Antibody Labeling: Delipidated tissue was placed inside of a 2-inch length of 0.25-inch diameter dialysis tubing (6–8 kDa); Spectrum). After equilibration, samples were incubated in an antibody solution inside dialysis tubing at the center of intersecting electrical and magnetic fields where the MHD force was strongest (Fig. 6). Confining the tissue sample inside dialysis tubing reduced the volume of antibody required for labeling and protected the tissue sample and antibody solution from direct exposure to the electrodes. Magnets (Applied magnets; NB057-6-N52) were placed on the top and bottom of the MHD labeling device creating a central chamber Fig. 6B). The ends of the dialysis tubing were connected to 9.5 mm diameter vinyl tubing (ThermoFisher: S504591) using 0.25-inch Leur lock barbs (Cole-Parmer; UX-45501-20) to create a torus-shaped chamber allowing the antibody solution to circulate continuously and provide an even and continuous source of antibody to the tissue sample (Fig. 6). Antibody solution (4.5 mL; 0.1 M borate buffer titrated to pH 9.5 with 0.1 M LiOH, 1% heparin, 0.1% Triton X-100; 1:500 primary antibody) was transferred into the dialysis tubing using a 5 mL syringe. The labeling chamber was submerged in a 1L tub containing electrophoresis solution (0.1M Borate Buffer pH 9.5/0.1% Triton X-100 solution). A 5 mL syringe filled with the buffer solution was attached to the circulation line to maintain constant pressure inside of the dialysis tube. 60 volts DC (~ 0.2 Amps) was applied across the electrodes for 15 minutes, followed by 3 minutes of inactivity repeatedly for 12 hours to drive antibodies into the tissue sample. The system was held at 37 ˚C and protected from ambient light to minimize bleaching of fluorophores throughout the procedure.
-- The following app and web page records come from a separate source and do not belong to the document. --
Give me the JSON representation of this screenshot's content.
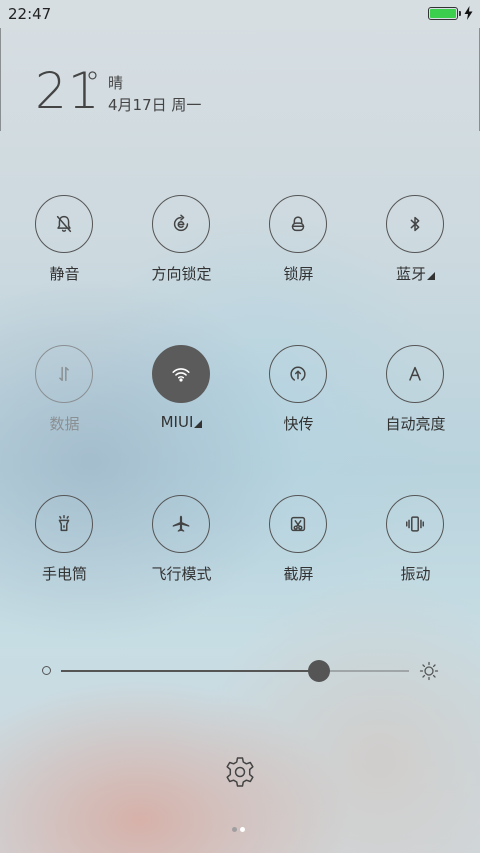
{
  "status_bar": {
    "time": "22:47",
    "battery_level": 1.0,
    "battery_color": "#3ccf4e"
  },
  "weather": {
    "temperature": "21",
    "degree": "°",
    "condition": "晴",
    "date": "4月17日 周一"
  },
  "toggles": [
    {
      "label": "静音",
      "icon": "silent-bell-icon",
      "state": "off"
    },
    {
      "label": "方向锁定",
      "icon": "rotation-lock-icon",
      "state": "off"
    },
    {
      "label": "锁屏",
      "icon": "lock-icon",
      "state": "off"
    },
    {
      "label": "蓝牙",
      "icon": "bluetooth-icon",
      "state": "off",
      "expandable": true
    },
    {
      "label": "数据",
      "icon": "mobile-data-icon",
      "state": "disabled"
    },
    {
      "label": "MIUI",
      "icon": "wifi-icon",
      "state": "on",
      "expandable": true
    },
    {
      "label": "快传",
      "icon": "quick-share-icon",
      "state": "off"
    },
    {
      "label": "自动亮度",
      "icon": "auto-brightness-icon",
      "state": "off"
    },
    {
      "label": "手电筒",
      "icon": "flashlight-icon",
      "state": "off"
    },
    {
      "label": "飞行模式",
      "icon": "airplane-icon",
      "state": "off"
    },
    {
      "label": "截屏",
      "icon": "screenshot-icon",
      "state": "off"
    },
    {
      "label": "振动",
      "icon": "vibrate-icon",
      "state": "off"
    }
  ],
  "brightness": {
    "level": 0.74
  },
  "pager": {
    "pages": 2,
    "current": 1
  },
  "colors": {
    "accent": "#5b5b5b",
    "disabled": "#8a8f92"
  }
}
Following each round of MHD-accelerated labeling, the antibody solution was replaced with a wash solution (0.1 M borate buffer titrated to pH 9.5 with 0.1 M LiOH, 1% heparin, 0.1% Triton X-100) and the tissue was exposed to 6-hours of “active washing” using the same voltage settings. Labeled tissue was then washed in 0.01 M PBS for at least 12 hours.
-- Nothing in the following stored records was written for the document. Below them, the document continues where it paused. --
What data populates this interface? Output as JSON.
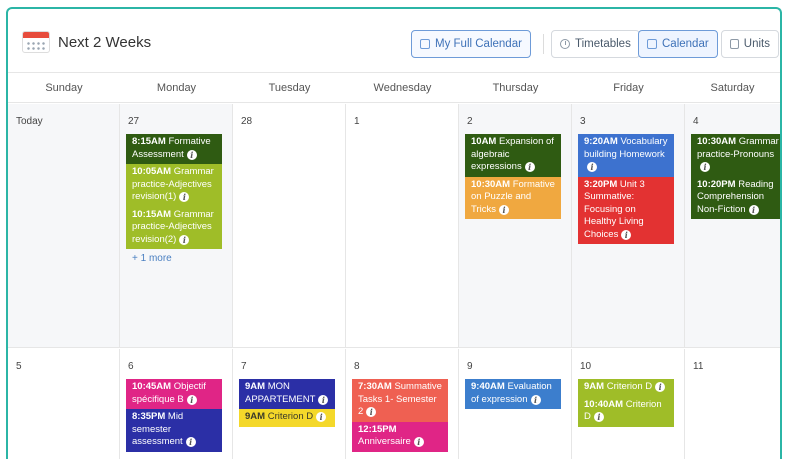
{
  "header": {
    "title": "Next 2 Weeks",
    "buttons": {
      "my_full_calendar": "My Full Calendar",
      "timetables": "Timetables",
      "calendar": "Calendar",
      "units": "Units"
    }
  },
  "day_names": [
    "Sunday",
    "Monday",
    "Tuesday",
    "Wednesday",
    "Thursday",
    "Friday",
    "Saturday"
  ],
  "today_label": "Today",
  "more_label": "+ 1 more",
  "week1": [
    {
      "num": "27",
      "events": [
        {
          "time": "8:15AM",
          "text": "Formative Assessment",
          "color": "darkgreen"
        },
        {
          "time": "10:05AM",
          "text": "Grammar practice-Adjectives revision(1)",
          "color": "lime"
        },
        {
          "time": "10:15AM",
          "text": "Grammar practice-Adjectives revision(2)",
          "color": "lime"
        }
      ]
    },
    {
      "num": "28",
      "events": []
    },
    {
      "num": "1",
      "events": []
    },
    {
      "num": "2",
      "events": [
        {
          "time": "10AM",
          "text": "Expansion of algebraic expressions",
          "color": "darkgreen"
        },
        {
          "time": "10:30AM",
          "text": "Formative on Puzzle and Tricks",
          "color": "orange"
        }
      ]
    },
    {
      "num": "3",
      "events": [
        {
          "time": "9:20AM",
          "text": "Vocabulary building Homework",
          "color": "blue"
        },
        {
          "time": "3:20PM",
          "text": "Unit 3 Summative: Focusing on Healthy Living Choices",
          "color": "red"
        }
      ]
    },
    {
      "num": "4",
      "events": [
        {
          "time": "10:30AM",
          "text": "Grammar practice-Pronouns",
          "color": "darkgreen"
        },
        {
          "time": "10:20PM",
          "text": "Reading Comprehension Non-Fiction",
          "color": "darkgreen"
        }
      ]
    }
  ],
  "week2": [
    {
      "num": "5",
      "events": []
    },
    {
      "num": "6",
      "events": [
        {
          "time": "10:45AM",
          "text": "Objectif spécifique B",
          "color": "magenta"
        },
        {
          "time": "8:35PM",
          "text": "Mid semester assessment",
          "color": "navy"
        }
      ]
    },
    {
      "num": "7",
      "events": [
        {
          "time": "9AM",
          "text": "MON APPARTEMENT",
          "color": "navy"
        },
        {
          "time": "9AM",
          "text": "Criterion D",
          "color": "yellow"
        }
      ]
    },
    {
      "num": "8",
      "events": [
        {
          "time": "7:30AM",
          "text": "Summative Tasks 1- Semester 2",
          "color": "salmon"
        },
        {
          "time": "12:15PM",
          "text": "Anniversaire",
          "color": "magenta"
        }
      ]
    },
    {
      "num": "9",
      "events": [
        {
          "time": "9:40AM",
          "text": "Evaluation of expression",
          "color": "steel"
        }
      ]
    },
    {
      "num": "10",
      "events": [
        {
          "time": "9AM",
          "text": "Criterion D",
          "color": "lime"
        },
        {
          "time": "10:40AM",
          "text": "Criterion D",
          "color": "lime"
        }
      ]
    },
    {
      "num": "11",
      "events": []
    }
  ],
  "colors": {
    "darkgreen": "#2f5b12",
    "lime": "#9fbd28",
    "orange": "#f0a840",
    "blue": "#3d72cf",
    "red": "#e33232",
    "magenta": "#e02586",
    "navy": "#2b2fa6",
    "yellow": "#f4d82a",
    "salmon": "#ef6052",
    "steel": "#3c7ecd",
    "accent": "#2bb5a6"
  }
}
Traditional Immunohistochemistry: Mouse brains were dissected from highly anesthetized mice. These tissues were incubated in 4% PFA suspended in 0.01M PBS at 4°C. Tissue was sliced to 100 µm thickness on a vibratome and transferred to 0.01M PBS or the electrophoresis buffer used in MHD-accelerated labeling. Slices were blocked in 10% FBS in 0.5% TritonX-100/PBS or electrophoresis buffer at room temperature for 1 hour, then incubated in a 1:200 dilution of antibody in 10% FBS/PBS or electrophoresis buffer at room temperature for 2 hours. The tissue was then washed three times in 0.05% TritonX-100 / PBS or electrophoresis buffer for 30 minutes at room temperature.